The perfect blend of bloody horror, laugh-out-loud comedy, and charming sweetness, Freaky is one of 2020’s best surprises. Christopher Landon‘s horror-comedy combines the slasher genre with the body-swap comedy, resulting in the best and most inventive slasher movie since Scream. When shy teen Millie (Kathryn Newton) ends up in the body of hulking serial killer the Blissfield Butcher (Vince Vaughn), she has to convince her friends of the truth while trying to get back in her own body. The set-up allows Vaughn to go nuts as a teen girl trapped in a very tall man’s frame, while Newton in turn gets to have fun as a serial killer posing as a high school girl. With inventive kills, a clever script (courtesy of Landon and Michael Kennedy), and emotional beats that ring true, Freaky is a total blast.
3. The Invisible Man
Leigh Whannell takes the ruined remains of Universal’s failed Dark Universe and creates something incredible. A horror film for the #MeToo era, The Invisible Man has Elisabeth Moss as an abused woman who is convinced her dead boyfriend isn’t dead at all – he’s just invisible, and he’s gaslighting her straight to hell. As her life falls apart around her, Moss’s friends are skeptical and think she must be losing her mind – but of course, she’s right. But how can she prove it? Whannell’s direction is phenomenal, with a camera that always seems to be tracking something (or someone) who isn’t really there. But the film’s real secret weapon is Moss, who once again gets to go completely off the deep end and wow us in the process.
2. His House
Remi Weekes‘s His House takes the refuge experience and deep emotional traumas and applies them to a haunted house story, with stunning results. Refugees Bol (Sope Dirisu) and Rial (Wunmi Mosaku) have escaped South Suda and ended up in the UK. Once there, they are granted probational asylum and set-up in a house. The house may seem rundown to you or me, but Bol and Rial are amazed at how big the place is. The amazement doesn’t last long, though, because there’s something (or somethings) lurking behind the walls. Also lurking is a dark secret that threatens to tear the couple apart. Like Get Out before it, His House proves that blending social issues with horror can result in something truly special.

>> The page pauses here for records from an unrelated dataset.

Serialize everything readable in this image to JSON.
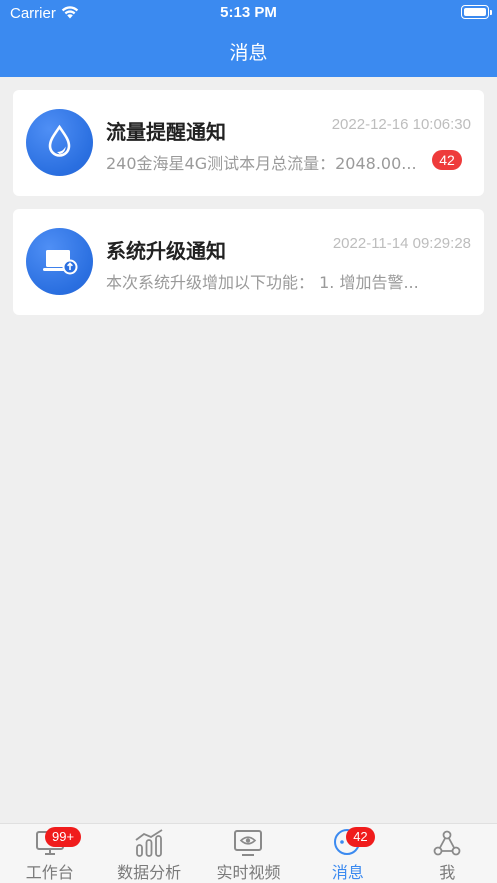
{
  "status_bar": {
    "carrier": "Carrier",
    "time": "5:13 PM"
  },
  "header": {
    "title": "消息",
    "background": "#3b8af0"
  },
  "messages": [
    {
      "icon": "water-drop-icon",
      "title": "流量提醒通知",
      "time": "2022-12-16 10:06:30",
      "preview": "240金海星4G测试本月总流量：2048.00...",
      "badge": "42"
    },
    {
      "icon": "system-upgrade-icon",
      "title": "系统升级通知",
      "time": "2022-11-14 09:29:28",
      "preview": "本次系统升级增加以下功能： 1. 增加告警..."
    }
  ],
  "tabbar": {
    "items": [
      {
        "label": "工作台",
        "icon": "monitor-icon",
        "badge": "99+"
      },
      {
        "label": "数据分析",
        "icon": "bar-chart-icon"
      },
      {
        "label": "实时视频",
        "icon": "video-monitor-icon"
      },
      {
        "label": "消息",
        "icon": "message-icon",
        "badge": "42",
        "active": true
      },
      {
        "label": "我",
        "icon": "profile-network-icon"
      }
    ],
    "active_color": "#3b8af0",
    "badge_color": "#f01c1c"
  }
}
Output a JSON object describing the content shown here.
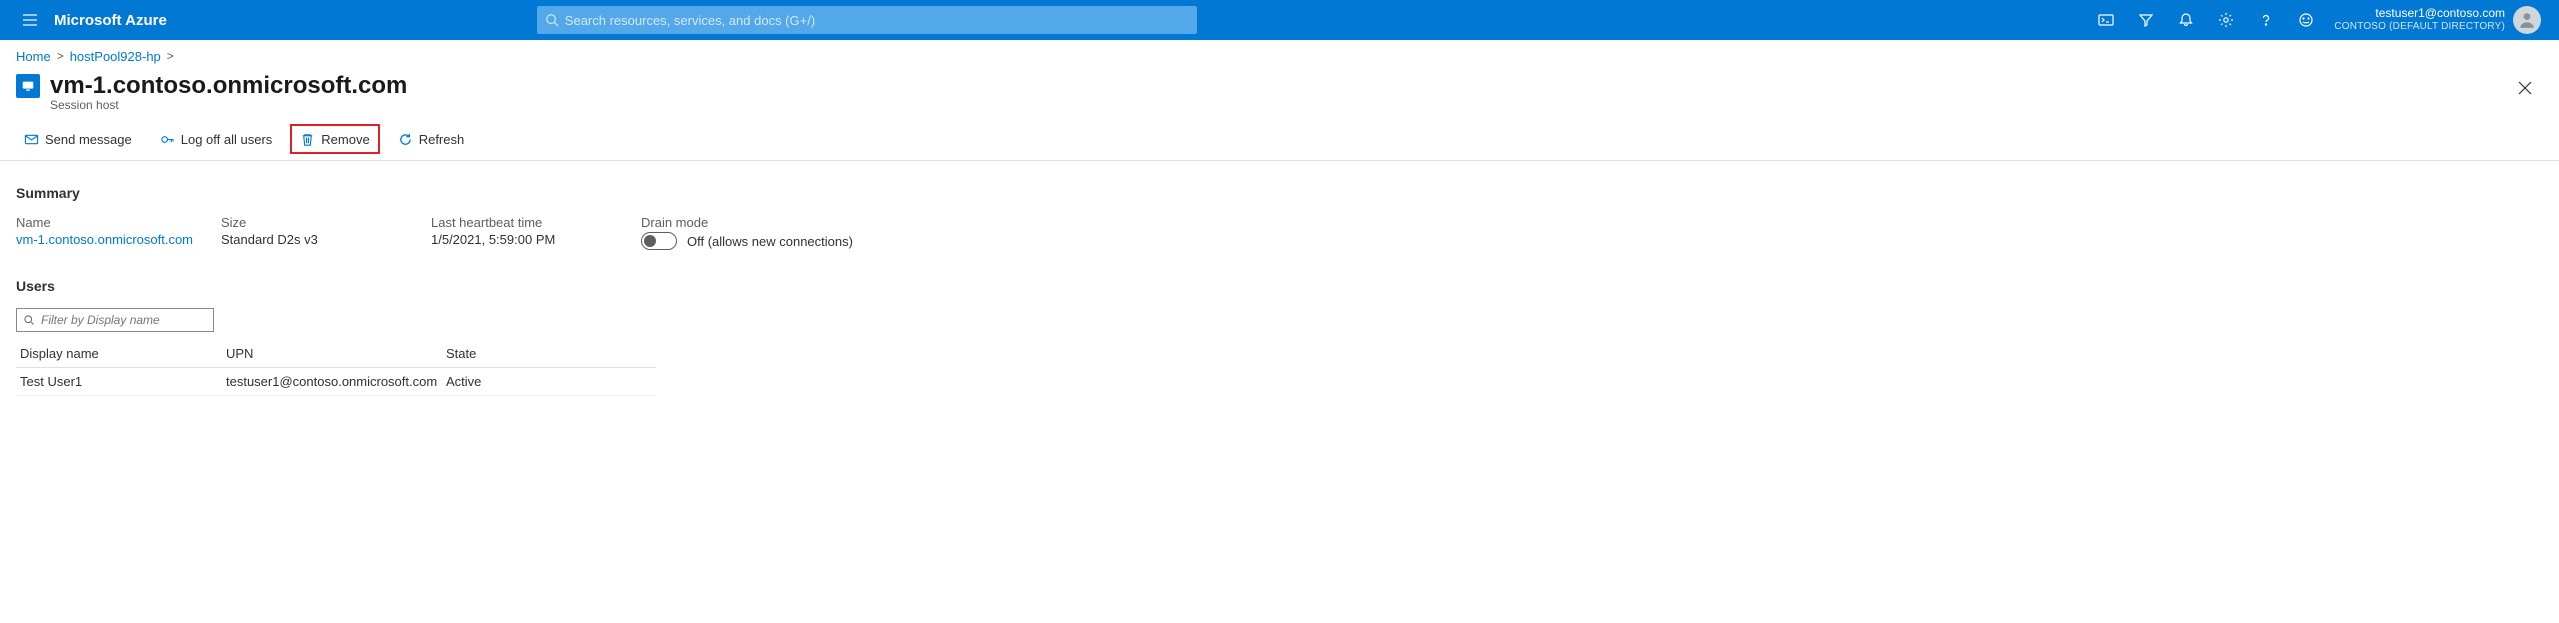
{
  "brand": "Microsoft Azure",
  "search": {
    "placeholder": "Search resources, services, and docs (G+/)"
  },
  "account": {
    "email": "testuser1@contoso.com",
    "directory": "CONTOSO (DEFAULT DIRECTORY)"
  },
  "breadcrumb": {
    "home": "Home",
    "parent": "hostPool928-hp"
  },
  "page": {
    "title": "vm-1.contoso.onmicrosoft.com",
    "subtitle": "Session host"
  },
  "commands": {
    "send_message": "Send message",
    "log_off": "Log off all users",
    "remove": "Remove",
    "refresh": "Refresh"
  },
  "summary": {
    "title": "Summary",
    "name_label": "Name",
    "name_value": "vm-1.contoso.onmicrosoft.com",
    "size_label": "Size",
    "size_value": "Standard D2s v3",
    "heartbeat_label": "Last heartbeat time",
    "heartbeat_value": "1/5/2021, 5:59:00 PM",
    "drain_label": "Drain mode",
    "drain_value": "Off (allows new connections)",
    "drain_on": false
  },
  "users": {
    "title": "Users",
    "filter_placeholder": "Filter by Display name",
    "columns": {
      "display_name": "Display name",
      "upn": "UPN",
      "state": "State"
    },
    "rows": [
      {
        "display_name": "Test User1",
        "upn": "testuser1@contoso.onmicrosoft.com",
        "state": "Active"
      }
    ]
  }
}
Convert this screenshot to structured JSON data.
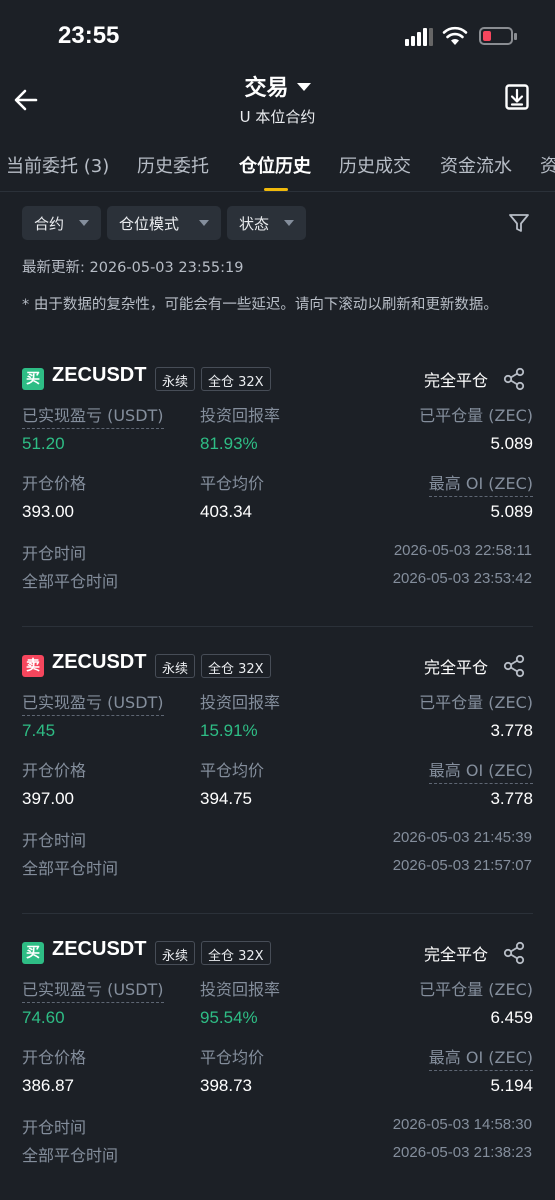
{
  "status_bar": {
    "time": "23:55"
  },
  "header": {
    "title": "交易",
    "subtitle": "U 本位合约"
  },
  "tabs": [
    {
      "label": "当前委托 (3)"
    },
    {
      "label": "历史委托"
    },
    {
      "label": "仓位历史",
      "active": true
    },
    {
      "label": "历史成交"
    },
    {
      "label": "资金流水"
    },
    {
      "label": "资"
    }
  ],
  "filters": [
    {
      "label": "合约"
    },
    {
      "label": "仓位模式"
    },
    {
      "label": "状态"
    }
  ],
  "last_updated": "最新更新: 2026-05-03 23:55:19",
  "note": "* 由于数据的复杂性，可能会有一些延迟。请向下滚动以刷新和更新数据。",
  "labels": {
    "pnl": "已实现盈亏 (USDT)",
    "roi": "投资回报率",
    "closed_qty": "已平仓量 (ZEC)",
    "open_price": "开仓价格",
    "close_avg": "平仓均价",
    "max_oi": "最高 OI (ZEC)",
    "open_time": "开仓时间",
    "close_time": "全部平仓时间"
  },
  "positions": [
    {
      "side": "买",
      "side_type": "buy",
      "symbol": "ZECUSDT",
      "perp_tag": "永续",
      "margin_tag": "全仓 32X",
      "status": "完全平仓",
      "pnl": "51.20",
      "roi": "81.93%",
      "closed_qty": "5.089",
      "open_price": "393.00",
      "close_avg": "403.34",
      "max_oi": "5.089",
      "open_time": "2026-05-03 22:58:11",
      "close_time": "2026-05-03 23:53:42"
    },
    {
      "side": "卖",
      "side_type": "sell",
      "symbol": "ZECUSDT",
      "perp_tag": "永续",
      "margin_tag": "全仓 32X",
      "status": "完全平仓",
      "pnl": "7.45",
      "roi": "15.91%",
      "closed_qty": "3.778",
      "open_price": "397.00",
      "close_avg": "394.75",
      "max_oi": "3.778",
      "open_time": "2026-05-03 21:45:39",
      "close_time": "2026-05-03 21:57:07"
    },
    {
      "side": "买",
      "side_type": "buy",
      "symbol": "ZECUSDT",
      "perp_tag": "永续",
      "margin_tag": "全仓 32X",
      "status": "完全平仓",
      "pnl": "74.60",
      "roi": "95.54%",
      "closed_qty": "6.459",
      "open_price": "386.87",
      "close_avg": "398.73",
      "max_oi": "5.194",
      "open_time": "2026-05-03 14:58:30",
      "close_time": "2026-05-03 21:38:23"
    }
  ],
  "colors": {
    "background": "#1c2026",
    "profit_green": "#2ebd85",
    "sell_red": "#f6465d",
    "accent_yellow": "#f0b90b"
  },
  "icons": [
    "back-arrow-icon",
    "dropdown-caret-icon",
    "download-icon",
    "filter-funnel-icon",
    "share-icon",
    "wifi-icon",
    "battery-icon",
    "signal-icon"
  ]
}
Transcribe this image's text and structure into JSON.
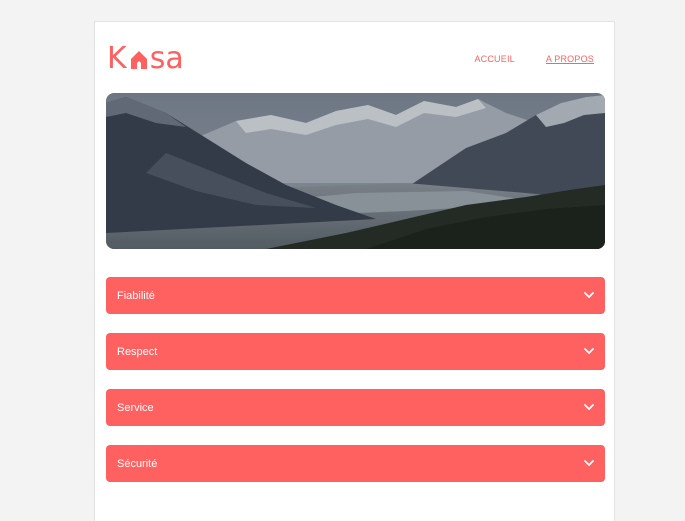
{
  "brand": {
    "logo_prefix": "K",
    "logo_suffix": "sa",
    "accent_color": "#ff6060"
  },
  "nav": {
    "items": [
      {
        "label": "ACCUEIL",
        "active": false
      },
      {
        "label": "A PROPOS",
        "active": true
      }
    ]
  },
  "banner": {
    "icon": "mountain-landscape-image"
  },
  "collapses": [
    {
      "label": "Fiabilité",
      "icon": "chevron-down-icon"
    },
    {
      "label": "Respect",
      "icon": "chevron-down-icon"
    },
    {
      "label": "Service",
      "icon": "chevron-down-icon"
    },
    {
      "label": "Sécurité",
      "icon": "chevron-down-icon"
    }
  ]
}
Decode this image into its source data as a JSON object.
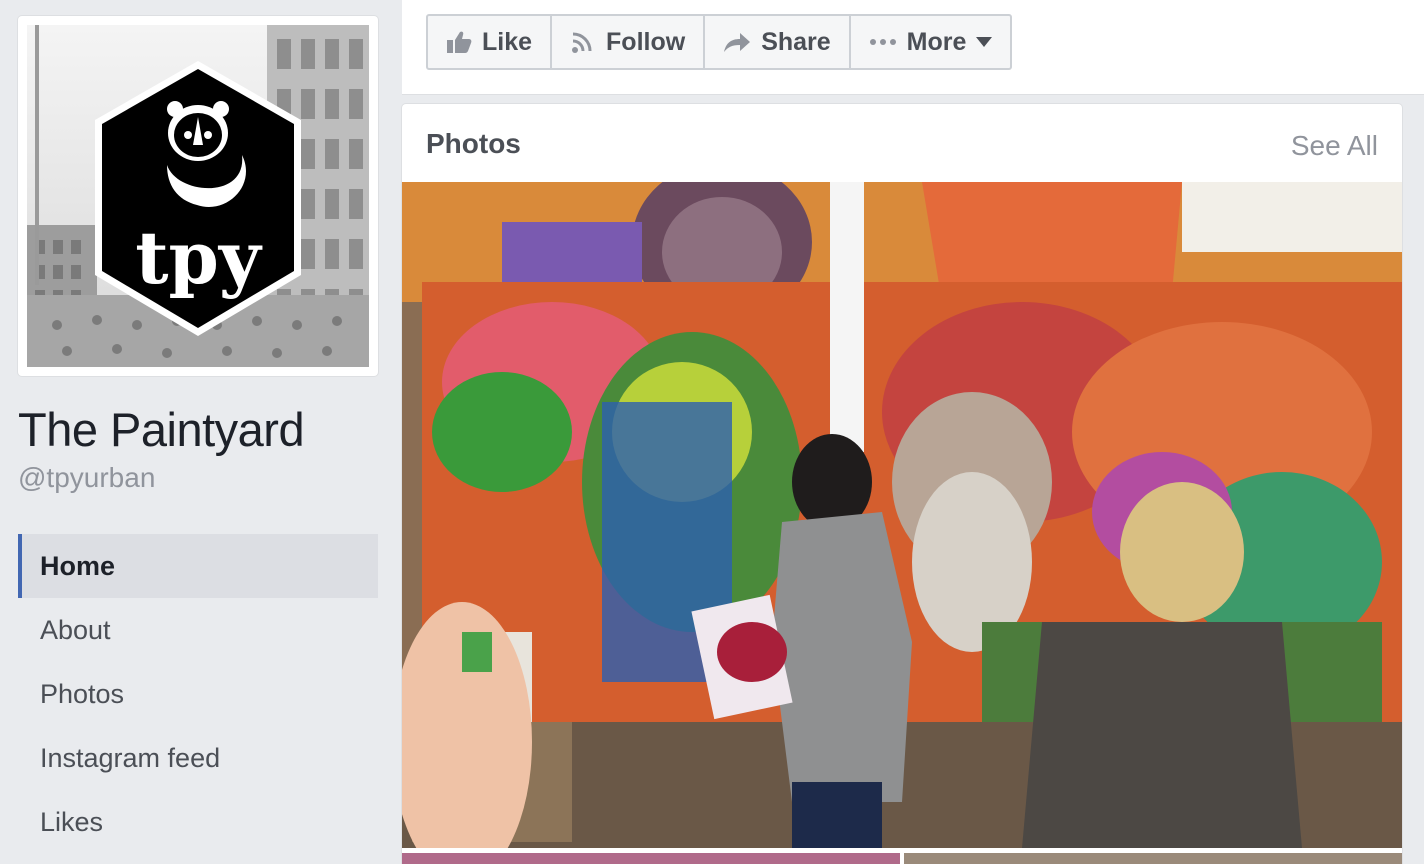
{
  "page": {
    "name": "The Paintyard",
    "handle": "@tpyurban",
    "logo_text": "tpy"
  },
  "nav": {
    "items": [
      {
        "label": "Home",
        "active": true
      },
      {
        "label": "About"
      },
      {
        "label": "Photos"
      },
      {
        "label": "Instagram feed"
      },
      {
        "label": "Likes"
      }
    ]
  },
  "actions": {
    "like": "Like",
    "follow": "Follow",
    "share": "Share",
    "more": "More"
  },
  "photos": {
    "title": "Photos",
    "see_all": "See All"
  },
  "colors": {
    "accent": "#4267b2",
    "page_bg": "#e9ebee",
    "muted_text": "#90949c"
  }
}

Drenched in blood and gore, Possessor is a feverish film. I saw it at Sundance last year and I could feel the audience growing unmoored with each passing moment of unchecked brutality. By the time the credits rolled I stagged out into the snow feeling as if my entire head were on fire. It’s that kind of movie. Written and directed by Brandon Cronenberg (son of David), Possessor follows Tasya Vos (human chameleon Andrea Riseborough), an assassin with the ability to upload her consciousness into another person’s body. Vos then uses the host body to carry out her hit, framing the poor host and creating an untraceable crime in the process. But the work is taking its toll, and Vos’ hits are becoming increasingly gruesome. And to make matters worse, her latest job goes seriously wrong when Colin (Christopher Abbott), the body she’s currently inhabiting, wakes up and tries to fight back. A shrieking, maddening, carnage-laced saga about losing your humanity, Possessor is bound to become a modern cult classic – the type of raw, visceral work that’s rediscovered and obsessed over for years to come.